Addendum: A list or agreement added to a contract, typically imposing conditions on the sales contract that aren’t covered in the standard contract language. For example, sometimes the purchaser or seller might want to make the sale of a property contingent on the approval of financing. Additionally, some government-backed mortgage programs require an addendum be added to the sales contract in certain circumstances.

Affidavits and Declarations: Affidavits are written documents where someone affirms, under oath, that a statement is true. Declarations are statements made by someone. Typically, these spell out legal obligations a borrower agrees to when they take out a mortgage, and are usually signed during the mortgage closing.

Certificate of Occupancy: A permit issued by a local government agency that certifies a home is safe to live in, whether a new home or one that’s undergone significant renovations. Houses that can’t be occupied are worth less money because they may require repairs before people can move in, and that makes the mortgage riskier for the lender.

Note or Mortgage Note: The contract a borrower signs agreeing to repay a sum of money at a specific interest rate over a particular time.
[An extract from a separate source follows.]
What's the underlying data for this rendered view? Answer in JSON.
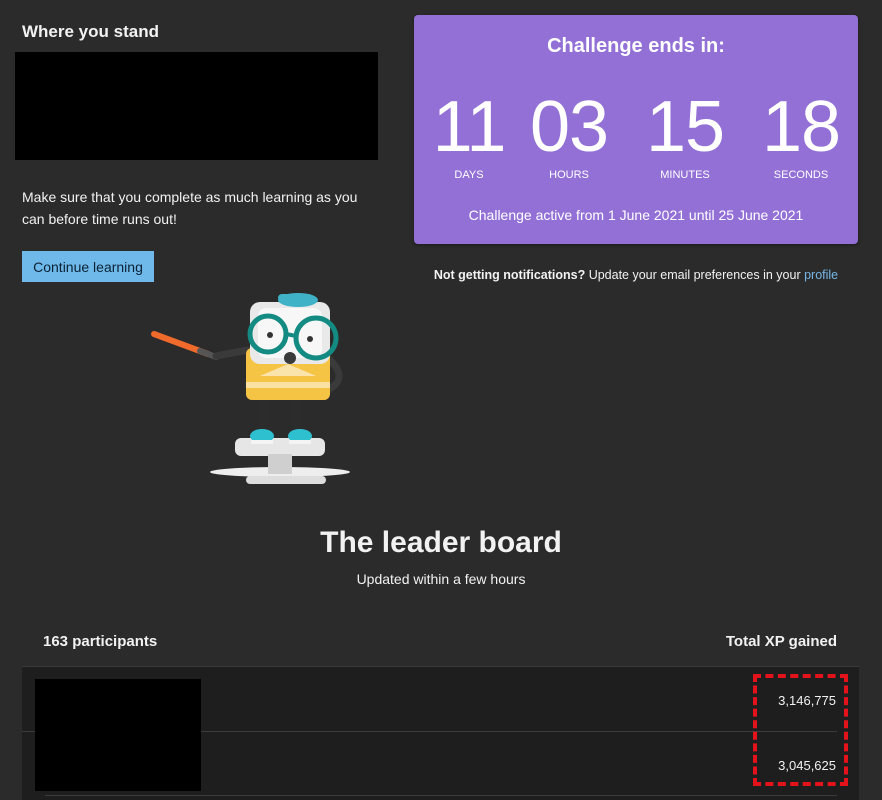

When a note is secured by real estate, as in a home purchase, it’s called a mortgage note.

Closing Statement: A statement used at the closing to account for all funds received and paid during the home purchase. It can include the sales price, closing costs, escrow deposits for taxes and insurance, and down payments.

After closing:

Escrow Statement: An escrow account is a separate account that a borrower funds and a lender uses to make property tax, homeowners insurance, and mortgage insurance payments (if applicable) on the borrower’s behalf. An annual escrow statement details any changes to the account, including any shortages or overages and other account activity. Take a tour of an example escrow statement to learn more about what’s in this annual document.

Form 1098: Each year, lenders are required to provide borrowers with an IRS Form 1098. If your mortgage is with Wells Fargo, you can access your Form 1098 here. For most homeowners, mortgage interest is tax-deductible, and the 1098 form tells a borrower how much interest was paid last year. This document may also include what a borrower has paid toward points to get the loan and escrow disbursements for property taxes (which may be deductible) and hazard insurance (usually not deductible).

It’s important to point out that some mortgages may not include all the documents listed above. And some documents are referred to by different names, depending on the state where the property is located or differences in preferred terminology among professionals in the industry. If you have any questions, reach out to your lender or a home mortgage consultant.

From determining your price range to putting in an offer, Wells Fargo is here to help you.